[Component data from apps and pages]
┌──

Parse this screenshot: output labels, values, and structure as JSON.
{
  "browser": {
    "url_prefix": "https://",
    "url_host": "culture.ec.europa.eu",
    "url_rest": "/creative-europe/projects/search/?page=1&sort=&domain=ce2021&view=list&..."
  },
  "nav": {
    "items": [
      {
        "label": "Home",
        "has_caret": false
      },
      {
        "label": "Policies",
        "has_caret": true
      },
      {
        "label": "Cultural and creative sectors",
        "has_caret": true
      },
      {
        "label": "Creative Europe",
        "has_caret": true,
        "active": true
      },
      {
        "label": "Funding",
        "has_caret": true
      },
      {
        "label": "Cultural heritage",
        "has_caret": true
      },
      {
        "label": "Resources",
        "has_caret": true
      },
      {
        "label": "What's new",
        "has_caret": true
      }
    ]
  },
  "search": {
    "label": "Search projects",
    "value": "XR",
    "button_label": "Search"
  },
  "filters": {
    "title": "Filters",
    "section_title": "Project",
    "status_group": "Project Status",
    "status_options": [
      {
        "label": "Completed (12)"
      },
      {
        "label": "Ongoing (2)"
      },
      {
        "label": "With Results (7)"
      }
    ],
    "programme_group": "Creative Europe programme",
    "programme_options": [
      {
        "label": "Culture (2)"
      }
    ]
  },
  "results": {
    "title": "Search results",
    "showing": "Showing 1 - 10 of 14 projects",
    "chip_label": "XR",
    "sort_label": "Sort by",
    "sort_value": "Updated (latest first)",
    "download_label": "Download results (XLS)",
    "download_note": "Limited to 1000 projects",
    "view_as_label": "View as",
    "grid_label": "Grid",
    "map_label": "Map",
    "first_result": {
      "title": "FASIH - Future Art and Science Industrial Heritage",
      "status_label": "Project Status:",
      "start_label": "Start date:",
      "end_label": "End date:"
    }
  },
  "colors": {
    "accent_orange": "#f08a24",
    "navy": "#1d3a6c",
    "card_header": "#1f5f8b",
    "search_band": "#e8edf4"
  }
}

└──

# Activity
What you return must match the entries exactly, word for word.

# Answer section
Parse this screenshot: output labels, values, and structure as JSON.
{
  "browser": {
    "url_prefix": "https://",
    "url_host": "culture.ec.europa.eu",
    "url_rest": "/creative-europe/projects/search/?page=1&sort=&domain=ce2021&view=list&..."
  },
  "nav": {
    "items": [
      {
        "label": "Home",
        "has_caret": false
      },
      {
        "label": "Policies",
        "has_caret": true
      },
      {
        "label": "Cultural and creative sectors",
        "has_caret": true
      },
      {
        "label": "Creative Europe",
        "has_caret": true,
        "active": true
      },
      {
        "label": "Funding",
        "has_caret": true
      },
      {
        "label": "Cultural heritage",
        "has_caret": true
      },
      {
        "label": "Resources",
        "has_caret": true
      },
      {
        "label": "What's new",
        "has_caret": true
      }
    ]
  },
  "search": {
    "label": "Search projects",
    "value": "XR",
    "button_label": "Search"
  },
  "filters": {
    "title": "Filters",
    "section_title": "Project",
    "status_group": "Project Status",
    "status_options": [
      {
        "label": "Completed (12)"
      },
      {
        "label": "Ongoing (2)"
      },
      {
        "label": "With Results (7)"
      }
    ],
    "programme_group": "Creative Europe programme",
    "programme_options": [
      {
        "label": "Culture (2)"
      }
    ]
  },
  "results": {
    "title": "Search results",
    "showing": "Showing 1 - 10 of 14 projects",
    "chip_label": "XR",
    "sort_label": "Sort by",
    "sort_value": "Updated (latest first)",
    "download_label": "Download results (XLS)",
    "download_note": "Limited to 1000 projects",
    "view_as_label": "View as",
    "grid_label": "Grid",
    "map_label": "Map",
    "first_result": {
      "title": "FASIH - Future Art and Science Industrial Heritage",
      "status_label": "Project Status:",
      "start_label": "Start date:",
      "end_label": "End date:"
    }
  },
  "colors": {
    "accent_orange": "#f08a24",
    "navy": "#1d3a6c",
    "card_header": "#1f5f8b",
    "search_band": "#e8edf4"
  }
}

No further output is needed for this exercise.